Each line below needs to be repeated precisely as it is.

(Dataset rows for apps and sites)
****************

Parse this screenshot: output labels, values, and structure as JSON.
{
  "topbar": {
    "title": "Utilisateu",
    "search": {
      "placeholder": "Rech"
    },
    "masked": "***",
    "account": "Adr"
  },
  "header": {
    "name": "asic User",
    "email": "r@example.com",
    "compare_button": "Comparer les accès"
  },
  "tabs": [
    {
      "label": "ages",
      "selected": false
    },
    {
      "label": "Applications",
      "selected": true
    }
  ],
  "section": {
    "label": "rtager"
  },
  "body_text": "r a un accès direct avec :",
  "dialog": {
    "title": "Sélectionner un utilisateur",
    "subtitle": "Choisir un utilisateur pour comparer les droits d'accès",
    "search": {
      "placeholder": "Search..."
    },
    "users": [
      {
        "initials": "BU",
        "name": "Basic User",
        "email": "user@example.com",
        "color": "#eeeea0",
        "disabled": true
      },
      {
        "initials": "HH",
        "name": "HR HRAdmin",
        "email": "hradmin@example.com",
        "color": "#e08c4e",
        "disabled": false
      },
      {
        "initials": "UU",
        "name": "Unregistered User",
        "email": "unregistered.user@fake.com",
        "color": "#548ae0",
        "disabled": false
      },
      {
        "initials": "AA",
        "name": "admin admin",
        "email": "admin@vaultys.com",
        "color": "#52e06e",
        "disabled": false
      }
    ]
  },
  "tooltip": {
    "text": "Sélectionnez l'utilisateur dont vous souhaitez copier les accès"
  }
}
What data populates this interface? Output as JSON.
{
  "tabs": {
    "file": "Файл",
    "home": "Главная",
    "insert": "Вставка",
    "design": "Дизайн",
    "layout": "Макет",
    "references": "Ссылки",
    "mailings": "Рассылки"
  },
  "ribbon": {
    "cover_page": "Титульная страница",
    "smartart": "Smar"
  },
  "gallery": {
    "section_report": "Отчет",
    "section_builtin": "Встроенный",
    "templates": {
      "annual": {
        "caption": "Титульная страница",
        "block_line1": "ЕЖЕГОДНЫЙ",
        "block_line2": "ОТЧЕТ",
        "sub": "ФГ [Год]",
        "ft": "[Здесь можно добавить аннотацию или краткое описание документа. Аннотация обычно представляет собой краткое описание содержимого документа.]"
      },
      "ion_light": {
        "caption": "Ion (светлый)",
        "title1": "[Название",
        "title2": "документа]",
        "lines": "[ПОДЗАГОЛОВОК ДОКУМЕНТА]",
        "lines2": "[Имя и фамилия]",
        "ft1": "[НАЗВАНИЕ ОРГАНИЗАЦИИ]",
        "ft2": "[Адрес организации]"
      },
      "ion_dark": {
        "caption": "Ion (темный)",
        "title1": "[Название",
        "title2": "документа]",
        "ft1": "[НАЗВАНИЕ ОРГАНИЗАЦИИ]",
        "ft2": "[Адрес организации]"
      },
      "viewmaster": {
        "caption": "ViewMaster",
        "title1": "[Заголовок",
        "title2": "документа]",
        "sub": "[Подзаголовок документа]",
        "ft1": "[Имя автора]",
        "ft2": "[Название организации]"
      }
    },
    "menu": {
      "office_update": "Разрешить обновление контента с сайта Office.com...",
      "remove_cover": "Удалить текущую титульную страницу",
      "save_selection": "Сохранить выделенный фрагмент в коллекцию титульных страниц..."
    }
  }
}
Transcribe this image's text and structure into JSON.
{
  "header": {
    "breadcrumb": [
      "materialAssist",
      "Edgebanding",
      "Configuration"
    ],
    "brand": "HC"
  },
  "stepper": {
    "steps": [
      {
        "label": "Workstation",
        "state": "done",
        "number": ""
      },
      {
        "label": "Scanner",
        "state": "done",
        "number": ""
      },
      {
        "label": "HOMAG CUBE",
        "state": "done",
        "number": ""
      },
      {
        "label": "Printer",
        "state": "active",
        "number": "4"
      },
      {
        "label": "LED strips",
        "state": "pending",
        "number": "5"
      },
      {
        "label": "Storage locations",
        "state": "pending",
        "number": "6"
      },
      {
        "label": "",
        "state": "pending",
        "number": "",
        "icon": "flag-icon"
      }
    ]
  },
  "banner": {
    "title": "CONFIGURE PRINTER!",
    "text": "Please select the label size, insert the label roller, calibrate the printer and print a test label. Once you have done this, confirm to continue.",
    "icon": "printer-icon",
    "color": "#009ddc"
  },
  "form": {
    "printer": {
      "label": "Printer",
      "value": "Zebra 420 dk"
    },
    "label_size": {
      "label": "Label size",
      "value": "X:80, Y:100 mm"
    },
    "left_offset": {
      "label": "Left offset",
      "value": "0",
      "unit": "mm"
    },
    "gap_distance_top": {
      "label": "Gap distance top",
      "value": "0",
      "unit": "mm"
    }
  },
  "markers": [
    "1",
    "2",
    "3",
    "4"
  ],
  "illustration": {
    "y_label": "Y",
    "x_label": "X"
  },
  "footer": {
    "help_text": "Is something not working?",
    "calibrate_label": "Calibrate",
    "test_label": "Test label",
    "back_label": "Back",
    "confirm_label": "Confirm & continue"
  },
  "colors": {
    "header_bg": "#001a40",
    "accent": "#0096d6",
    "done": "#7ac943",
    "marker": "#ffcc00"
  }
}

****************

### EXERCISE RESULT:
Parse this screenshot: output labels, values, and structure as JSON.
{
  "topbar": {
    "title": "Utilisateu",
    "search": {
      "placeholder": "Rech"
    },
    "masked": "***",
    "account": "Adr"
  },
  "header": {
    "name": "asic User",
    "email": "r@example.com",
    "compare_button": "Comparer les accès"
  },
  "tabs": [
    {
      "label": "ages",
      "selected": false
    },
    {
      "label": "Applications",
      "selected": true
    }
  ],
  "section": {
    "label": "rtager"
  },
  "body_text": "r a un accès direct avec :",
  "dialog": {
    "title": "Sélectionner un utilisateur",
    "subtitle": "Choisir un utilisateur pour comparer les droits d'accès",
    "search": {
      "placeholder": "Search..."
    },
    "users": [
      {
        "initials": "BU",
        "name": "Basic User",
        "email": "user@example.com",
        "color": "#eeeea0",
        "disabled": true
      },
      {
        "initials": "HH",
        "name": "HR HRAdmin",
        "email": "hradmin@example.com",
        "color": "#e08c4e",
        "disabled": false
      },
      {
        "initials": "UU",
        "name": "Unregistered User",
        "email": "unregistered.user@fake.com",
        "color": "#548ae0",
        "disabled": false
      },
      {
        "initials": "AA",
        "name": "admin admin",
        "email": "admin@vaultys.com",
        "color": "#52e06e",
        "disabled": false
      }
    ]
  },
  "tooltip": {
    "text": "Sélectionnez l'utilisateur dont vous souhaitez copier les accès"
  }
}
What data populates this interface? Output as JSON.
{
  "tabs": {
    "file": "Файл",
    "home": "Главная",
    "insert": "Вставка",
    "design": "Дизайн",
    "layout": "Макет",
    "references": "Ссылки",
    "mailings": "Рассылки"
  },
  "ribbon": {
    "cover_page": "Титульная страница",
    "smartart": "Smar"
  },
  "gallery": {
    "section_report": "Отчет",
    "section_builtin": "Встроенный",
    "templates": {
      "annual": {
        "caption": "Титульная страница",
        "block_line1": "ЕЖЕГОДНЫЙ",
        "block_line2": "ОТЧЕТ",
        "sub": "ФГ [Год]",
        "ft": "[Здесь можно добавить аннотацию или краткое описание документа. Аннотация обычно представляет собой краткое описание содержимого документа.]"
      },
      "ion_light": {
        "caption": "Ion (светлый)",
        "title1": "[Название",
        "title2": "документа]",
        "lines": "[ПОДЗАГОЛОВОК ДОКУМЕНТА]",
        "lines2": "[Имя и фамилия]",
        "ft1": "[НАЗВАНИЕ ОРГАНИЗАЦИИ]",
        "ft2": "[Адрес организации]"
      },
      "ion_dark": {
        "caption": "Ion (темный)",
        "title1": "[Название",
        "title2": "документа]",
        "ft1": "[НАЗВАНИЕ ОРГАНИЗАЦИИ]",
        "ft2": "[Адрес организации]"
      },
      "viewmaster": {
        "caption": "ViewMaster",
        "title1": "[Заголовок",
        "title2": "документа]",
        "sub": "[Подзаголовок документа]",
        "ft1": "[Имя автора]",
        "ft2": "[Название организации]"
      }
    },
    "menu": {
      "office_update": "Разрешить обновление контента с сайта Office.com...",
      "remove_cover": "Удалить текущую титульную страницу",
      "save_selection": "Сохранить выделенный фрагмент в коллекцию титульных страниц..."
    }
  }
}
Transcribe this image's text and structure into JSON.
{
  "header": {
    "breadcrumb": [
      "materialAssist",
      "Edgebanding",
      "Configuration"
    ],
    "brand": "HC"
  },
  "stepper": {
    "steps": [
      {
        "label": "Workstation",
        "state": "done",
        "number": ""
      },
      {
        "label": "Scanner",
        "state": "done",
        "number": ""
      },
      {
        "label": "HOMAG CUBE",
        "state": "done",
        "number": ""
      },
      {
        "label": "Printer",
        "state": "active",
        "number": "4"
      },
      {
        "label": "LED strips",
        "state": "pending",
        "number": "5"
      },
      {
        "label": "Storage locations",
        "state": "pending",
        "number": "6"
      },
      {
        "label": "",
        "state": "pending",
        "number": "",
        "icon": "flag-icon"
      }
    ]
  },
  "banner": {
    "title": "CONFIGURE PRINTER!",
    "text": "Please select the label size, insert the label roller, calibrate the printer and print a test label. Once you have done this, confirm to continue.",
    "icon": "printer-icon",
    "color": "#009ddc"
  },
  "form": {
    "printer": {
      "label": "Printer",
      "value": "Zebra 420 dk"
    },
    "label_size": {
      "label": "Label size",
      "value": "X:80, Y:100 mm"
    },
    "left_offset": {
      "label": "Left offset",
      "value": "0",
      "unit": "mm"
    },
    "gap_distance_top": {
      "label": "Gap distance top",
      "value": "0",
      "unit": "mm"
    }
  },
  "markers": [
    "1",
    "2",
    "3",
    "4"
  ],
  "illustration": {
    "y_label": "Y",
    "x_label": "X"
  },
  "footer": {
    "help_text": "Is something not working?",
    "calibrate_label": "Calibrate",
    "test_label": "Test label",
    "back_label": "Back",
    "confirm_label": "Confirm & continue"
  },
  "colors": {
    "header_bg": "#001a40",
    "accent": "#0096d6",
    "done": "#7ac943",
    "marker": "#ffcc00"
  }
}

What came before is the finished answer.